Last year music blog Stuff You Will Hate—which fills its pages with tongue-in-cheek coverage of bands largely popular among the Warped Tour set—decided to test its soothsaying skills and predict the forthcoming rise of “soft grunge,” its term for musicians blending the “Seattle sound” with 90s midwestern emo. At this blip, the forecast appears dead-on—and I hope more groups copping that style take notes from Pennsylvania four-piece Superheaven. Bands that worship at the Temple of the Dog love to act as though 1994 never arrived, but Superheaven play like the entire decade never even happened. Their new sophomore album, Ours Is Chrome (SideOneDummy), shrugs off the burden of living up to grunge greats, and even when the guitars give off a whiff of “Teen Spirit,” Superheaven make the sound their own. They mine emo’s volatile catharsis and sweet melodies to produce clean, precise examples of “soft grunge,” and tracks such as “Leach” and “Gushin’ Blood” move with a heavy somberness while managing to hit all the right euphoric pop notes. —Leor Galil $14, $12 in advance

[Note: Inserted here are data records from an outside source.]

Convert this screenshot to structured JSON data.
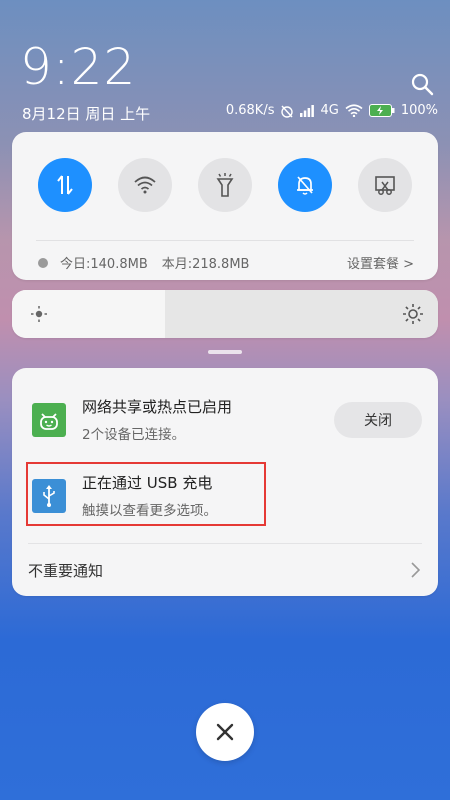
{
  "status": {
    "time": "9:22",
    "date": "8月12日 周日 上午",
    "speed": "0.68K/s",
    "network": "4G",
    "battery": "100%"
  },
  "data_usage": {
    "today": "今日:140.8MB",
    "month": "本月:218.8MB",
    "settings_link": "设置套餐 >"
  },
  "quick_toggles": [
    {
      "icon": "mobile-data-icon",
      "active": true
    },
    {
      "icon": "wifi-icon",
      "active": false
    },
    {
      "icon": "flashlight-icon",
      "active": false
    },
    {
      "icon": "mute-bell-icon",
      "active": true
    },
    {
      "icon": "screenshot-icon",
      "active": false
    }
  ],
  "brightness": {
    "level": 0.36
  },
  "notifications": [
    {
      "title": "网络共享或热点已启用",
      "subtitle": "2个设备已连接。",
      "action": "关闭",
      "icon_color": "#4caf50"
    },
    {
      "title": "正在通过 USB 充电",
      "subtitle": "触摸以查看更多选项。",
      "icon_color": "#3b8fd6"
    }
  ],
  "unimportant": {
    "label": "不重要通知"
  },
  "colors": {
    "accent": "#1e90ff",
    "highlight": "#e53935"
  }
}
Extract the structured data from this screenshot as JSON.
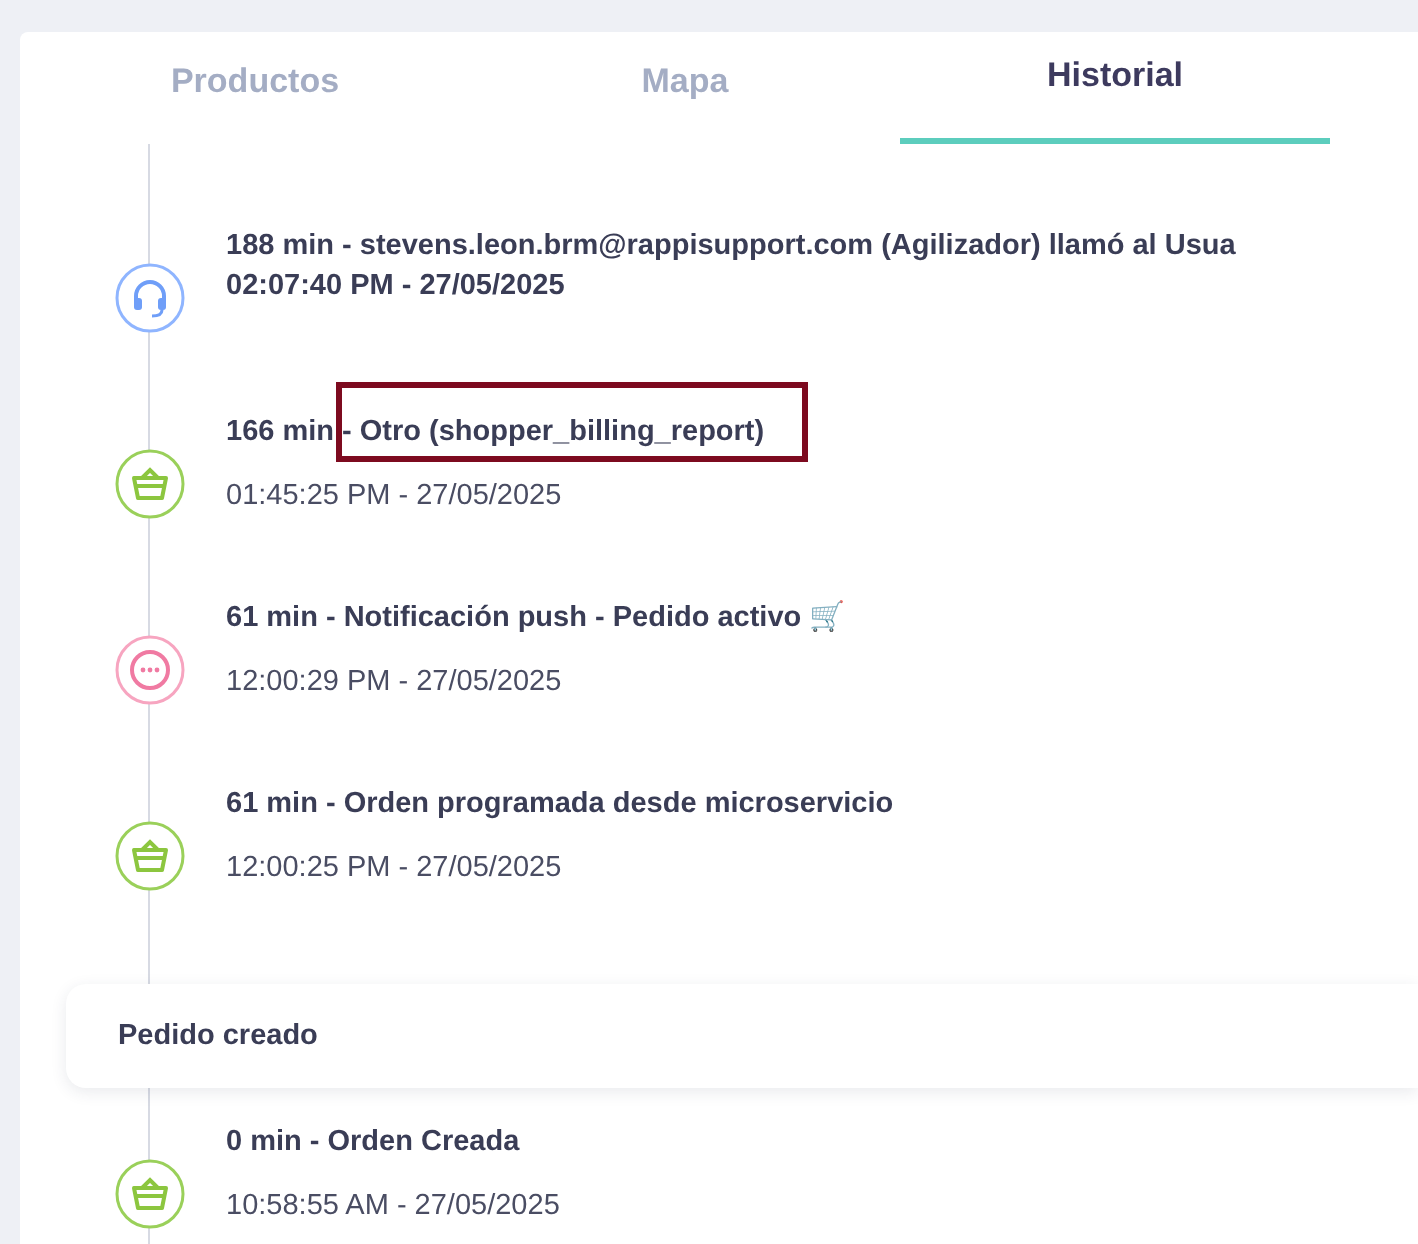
{
  "tabs": [
    {
      "label": "Productos",
      "selected": false
    },
    {
      "label": "Mapa",
      "selected": false
    },
    {
      "label": "Historial",
      "selected": true
    }
  ],
  "timeline": [
    {
      "kind": "call",
      "title": "188 min - stevens.leon.brm@rappisupport.com (Agilizador) llamó al Usua",
      "date": "02:07:40 PM - 27/05/2025",
      "date_bold": true,
      "highlighted": false
    },
    {
      "kind": "order",
      "title": "166 min - Otro (shopper_billing_report)",
      "date": "01:45:25 PM - 27/05/2025",
      "date_bold": false,
      "highlighted": true
    },
    {
      "kind": "push",
      "title": "61 min - Notificación push - Pedido activo 🛒",
      "date": "12:00:29 PM - 27/05/2025",
      "date_bold": false,
      "highlighted": false
    },
    {
      "kind": "order",
      "title": "61 min - Orden programada desde microservicio",
      "date": "12:00:25 PM - 27/05/2025",
      "date_bold": false,
      "highlighted": false
    },
    {
      "kind": "section",
      "title": "Pedido creado"
    },
    {
      "kind": "order",
      "title": "0 min - Orden Creada",
      "date": "10:58:55 AM - 27/05/2025",
      "date_bold": false,
      "highlighted": false
    }
  ]
}
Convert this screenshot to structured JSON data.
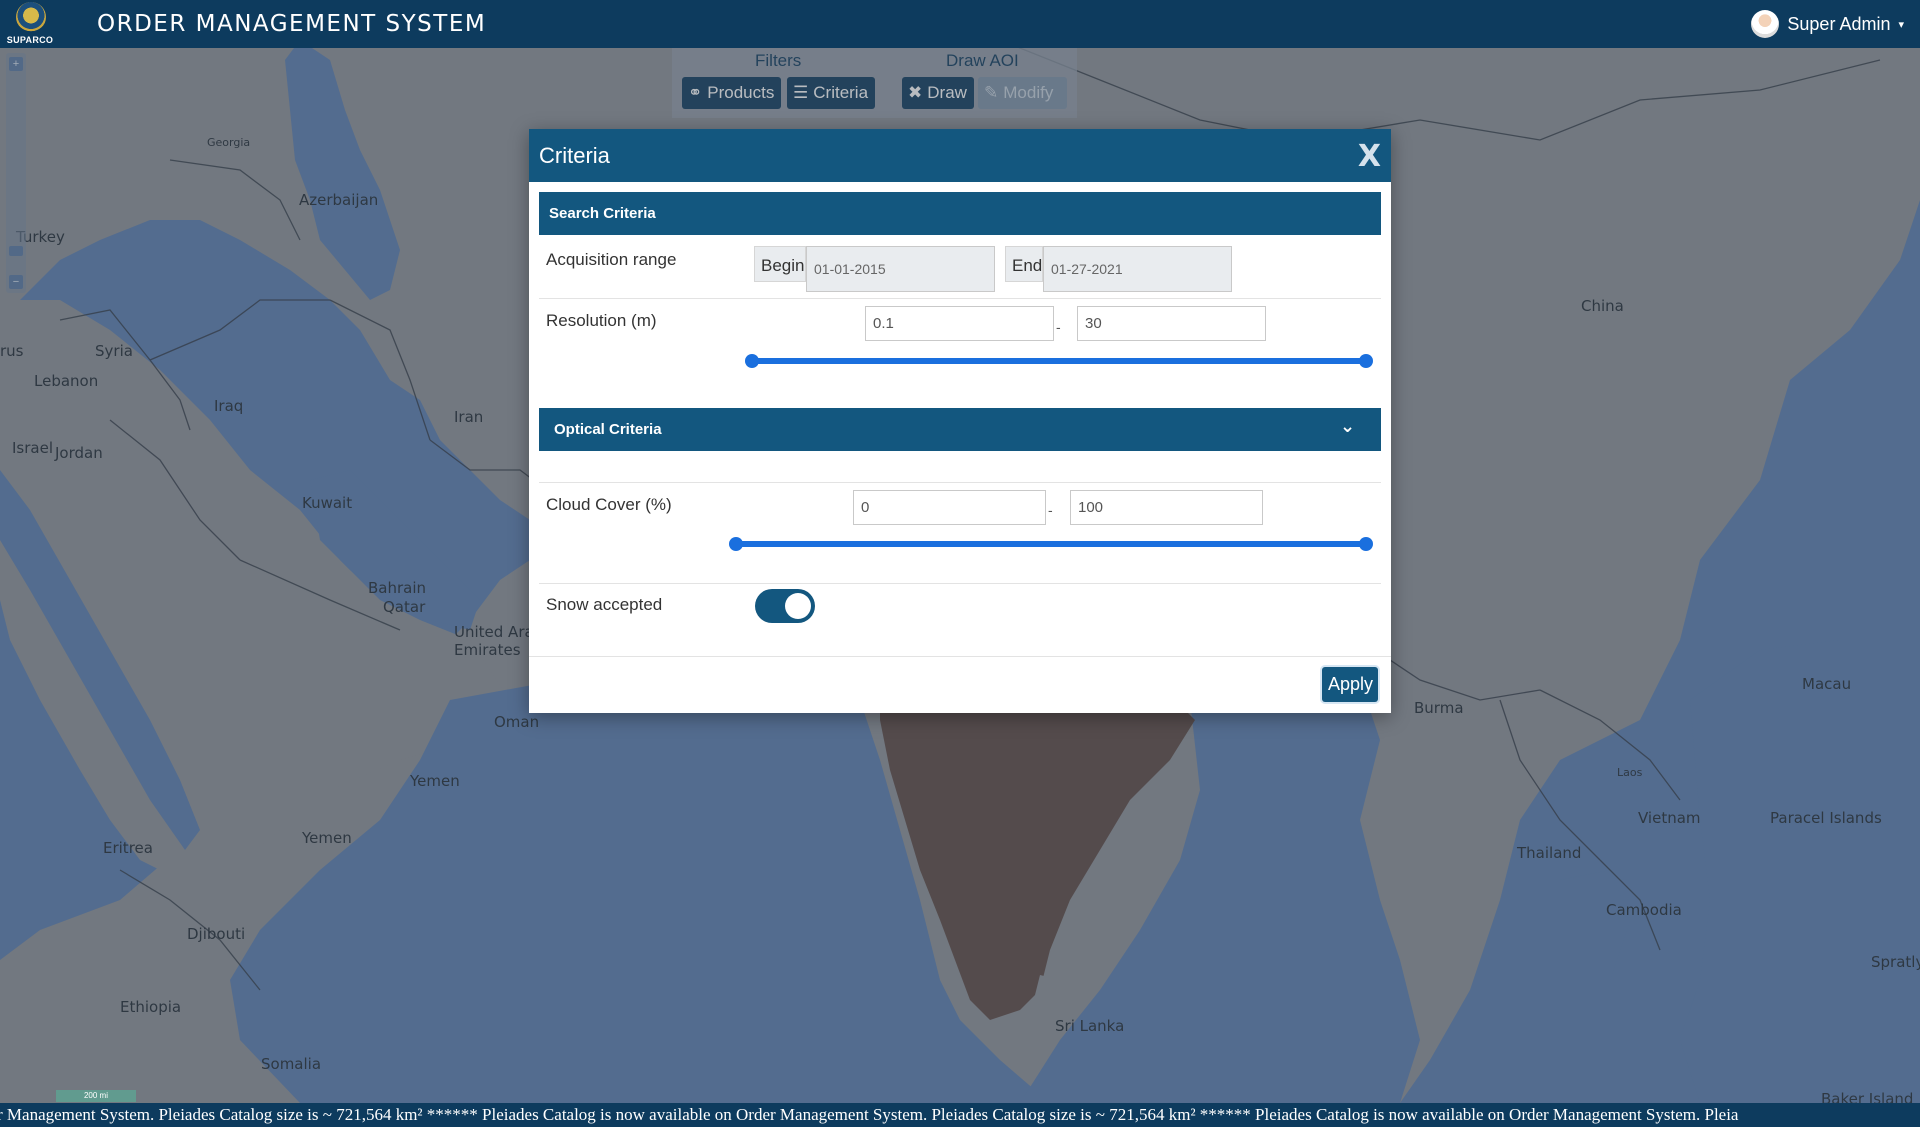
{
  "app": {
    "logo_text": "SUPARCO",
    "title": "ORDER MANAGEMENT SYSTEM",
    "user_name": "Super Admin",
    "user_caret": "▾"
  },
  "map_controls": {
    "zoom_in": "+",
    "zoom_out": "−"
  },
  "map_labels": [
    "Georgia",
    "Azerbaijan",
    "Turkey",
    "Syria",
    "Lebanon",
    "rus",
    "Israel",
    "Jordan",
    "Iraq",
    "Iran",
    "Kuwait",
    "Bahrain",
    "Qatar",
    "United Arab",
    "Emirates",
    "Oman",
    "Yemen",
    "Yemen",
    "Eritrea",
    "Djibouti",
    "Ethiopia",
    "Somalia",
    "China",
    "Burma",
    "Macau",
    "Laos",
    "Vietnam",
    "Paracel Islands",
    "Thailand",
    "Cambodia",
    "Spratly Islan",
    "Sri Lanka",
    "Baker Island"
  ],
  "scale_bar": "200 mi",
  "filters": {
    "group_title": "Filters",
    "products_label": "Products",
    "criteria_label": "Criteria"
  },
  "draw_aoi": {
    "group_title": "Draw AOI",
    "draw_label": "Draw",
    "modify_label": "Modify"
  },
  "modal": {
    "title": "Criteria",
    "close_label": "X",
    "search_section": "Search Criteria",
    "acquisition_label": "Acquisition range",
    "begin_label": "Begin",
    "begin_value": "01-01-2015",
    "end_label": "End",
    "end_value": "01-27-2021",
    "resolution_label": "Resolution (m)",
    "resolution_min": "0.1",
    "resolution_max": "30",
    "range_separator": "-",
    "optical_section": "Optical Criteria",
    "cloud_label": "Cloud Cover (%)",
    "cloud_min": "0",
    "cloud_max": "100",
    "snow_label": "Snow accepted",
    "snow_accepted": true,
    "apply_label": "Apply"
  },
  "ticker": {
    "text": "r Management System. Pleiades Catalog size is ~ 721,564 km²     ******     Pleiades Catalog is now available on Order Management System. Pleiades Catalog size is ~ 721,564 km²     ******     Pleiades Catalog is now available on Order Management System. Pleia"
  },
  "colors": {
    "header": "#0d3b5e",
    "section": "#13577f",
    "slider": "#1a6fde",
    "sea": "#5b7fb0",
    "land": "#8e9299"
  }
}
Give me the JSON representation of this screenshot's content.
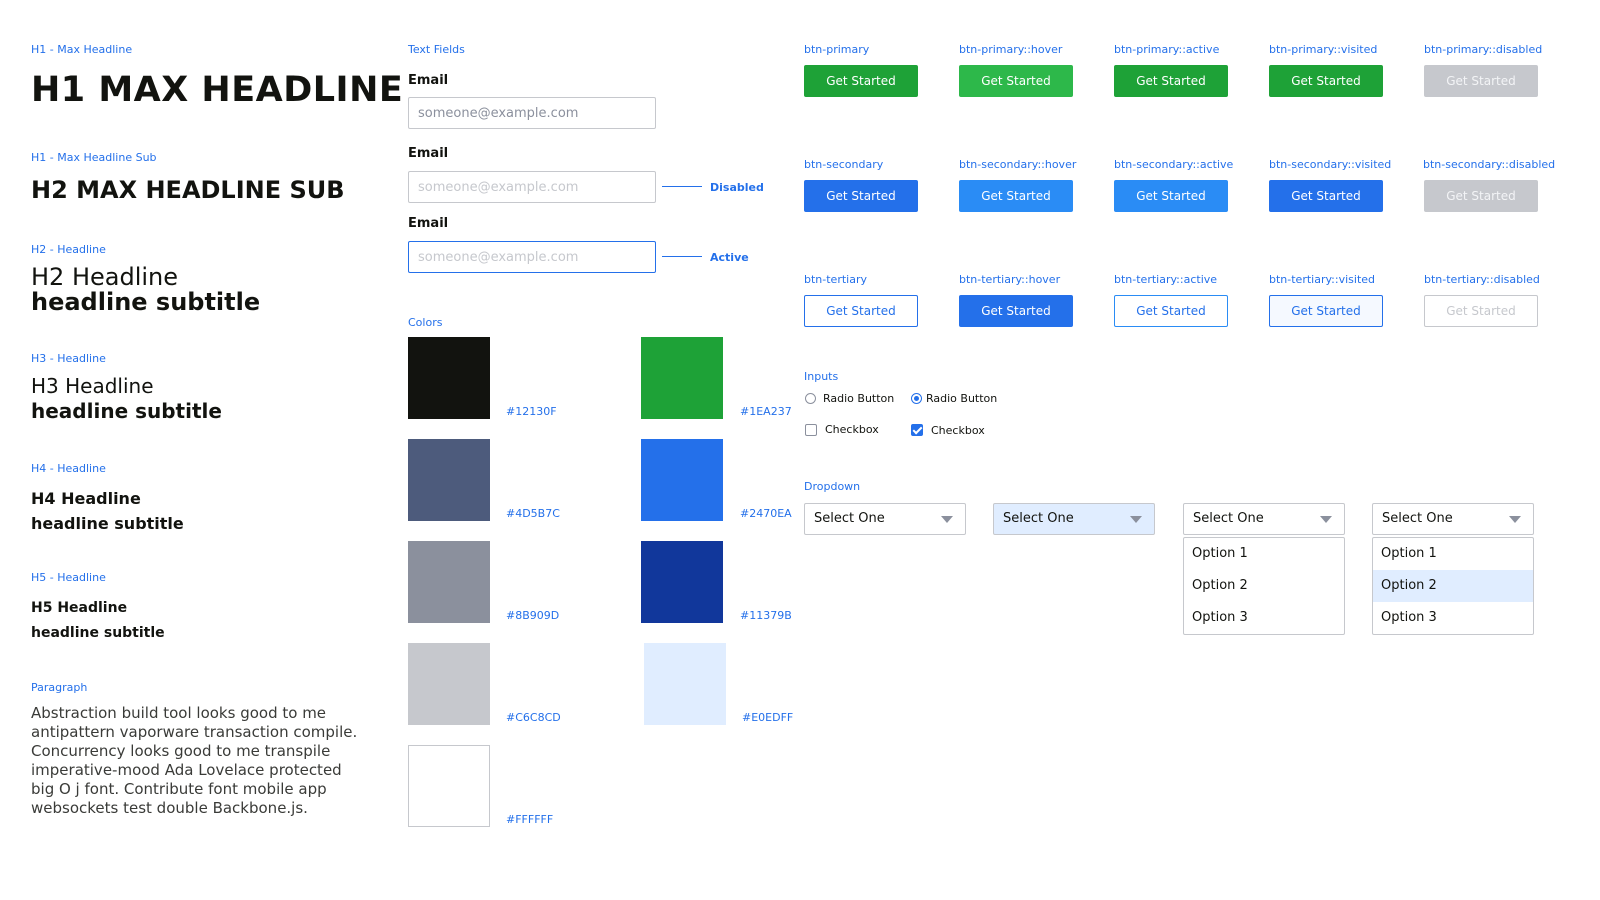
{
  "typography": {
    "h1_label": "H1 - Max Headline",
    "h1_text": "H1 MAX HEADLINE",
    "h1sub_label": "H1 - Max Headline Sub",
    "h1sub_text": "H2 MAX HEADLINE SUB",
    "h2_label": "H2 - Headline",
    "h2_title": "H2 Headline",
    "h2_subtitle": "headline subtitle",
    "h3_label": "H3 - Headline",
    "h3_title": "H3 Headline",
    "h3_subtitle": "headline subtitle",
    "h4_label": "H4 - Headline",
    "h4_title": "H4 Headline",
    "h4_subtitle": "headline subtitle",
    "h5_label": "H5 - Headline",
    "h5_title": "H5 Headline",
    "h5_subtitle": "headline subtitle",
    "paragraph_label": "Paragraph",
    "paragraph_text": "Abstraction build tool looks good to me antipattern vaporware transaction compile. Concurrency looks good to me transpile imperative-mood Ada Lovelace protected big O j font. Contribute font mobile app websockets test double Backbone.js."
  },
  "text_fields": {
    "section_label": "Text Fields",
    "fields": [
      {
        "label": "Email",
        "placeholder": "someone@example.com",
        "state": ""
      },
      {
        "label": "Email",
        "placeholder": "someone@example.com",
        "state": "Disabled"
      },
      {
        "label": "Email",
        "placeholder": "someone@example.com",
        "state": "Active"
      }
    ]
  },
  "colors": {
    "section_label": "Colors",
    "swatches": [
      {
        "hex": "#12130F"
      },
      {
        "hex": "#1EA237"
      },
      {
        "hex": "#4D5B7C"
      },
      {
        "hex": "#2470EA"
      },
      {
        "hex": "#8B909D"
      },
      {
        "hex": "#11379B"
      },
      {
        "hex": "#C6C8CD"
      },
      {
        "hex": "#E0EDFF"
      },
      {
        "hex": "#FFFFFF"
      }
    ]
  },
  "buttons": {
    "button_text": "Get Started",
    "primary": [
      {
        "label": "btn-primary",
        "bg": "#1EA237",
        "fg": "#FFFFFF"
      },
      {
        "label": "btn-primary::hover",
        "bg": "#2DB84A",
        "fg": "#FFFFFF"
      },
      {
        "label": "btn-primary::active",
        "bg": "#1EA237",
        "fg": "#FFFFFF"
      },
      {
        "label": "btn-primary::visited",
        "bg": "#1EA237",
        "fg": "#FFFFFF"
      },
      {
        "label": "btn-primary::disabled",
        "bg": "#C6C8CD",
        "fg": "#F3F4F6"
      }
    ],
    "secondary": [
      {
        "label": "btn-secondary",
        "bg": "#2470EA",
        "fg": "#FFFFFF"
      },
      {
        "label": "btn-secondary::hover",
        "bg": "#2A8CF5",
        "fg": "#FFFFFF"
      },
      {
        "label": "btn-secondary::active",
        "bg": "#2A8CF5",
        "fg": "#FFFFFF"
      },
      {
        "label": "btn-secondary::visited",
        "bg": "#2470EA",
        "fg": "#FFFFFF"
      },
      {
        "label": "btn-secondary::disabled",
        "bg": "#C6C8CD",
        "fg": "#F3F4F6"
      }
    ],
    "tertiary": [
      {
        "label": "btn-tertiary",
        "bg": "#FFFFFF",
        "fg": "#2470EA",
        "border": "#2470EA"
      },
      {
        "label": "btn-tertiary::hover",
        "bg": "#2470EA",
        "fg": "#FFFFFF",
        "border": "#2470EA"
      },
      {
        "label": "btn-tertiary::active",
        "bg": "#FFFFFF",
        "fg": "#2470EA",
        "border": "#2A8CF5"
      },
      {
        "label": "btn-tertiary::visited",
        "bg": "#F5F9FF",
        "fg": "#2470EA",
        "border": "#2470EA"
      },
      {
        "label": "btn-tertiary::disabled",
        "bg": "#FFFFFF",
        "fg": "#C6C8CD",
        "border": "#C6C8CD"
      }
    ]
  },
  "inputs": {
    "section_label": "Inputs",
    "radio_off": "Radio Button",
    "radio_on": "Radio Button",
    "checkbox_off": "Checkbox",
    "checkbox_on": "Checkbox"
  },
  "dropdown": {
    "section_label": "Dropdown",
    "value": "Select One",
    "options": [
      "Option 1",
      "Option 2",
      "Option 3"
    ],
    "default_bg": "#FFFFFF",
    "hover_bg": "#E0EDFF",
    "highlight_option": "Option 2"
  }
}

Here’s to three African-American kids from Missouri—siblings Isaiah Radke, Solomon Radke, and Dee Radke—for doing their part to reintroduce punk to its bluesy side. Before any of them were old enough to vote, the brothers Radke had already released two EPs reminiscent of the MC5 and early Misfits, each of them bolstered by Dee’s swarthy, preternaturally mature vocals and knack for blending aggressive blues rock with intensely catchy melodies. Tracks such as “Start Freaking Out” and “Overwhelmed,” both from 2013’s Devil Fruit, are instant sing-along jams, while “Parade It,” the single from their forthcoming as-yet-untitled debut LP, suggests a more developed, nuanced vibe. But maturity hasn’t eluded these young upstarts. Sure, they’ve described their music as a soundtrack for “fucking shit up with a baseball bat,” but the 2013 track “N.I.G.G.A. (Not OK),” a tirade against the casual racism they experienced in their mostly white hometown, is a powerful statement. —Drew Hunt $15, $10 in advance
Moved from Fizz.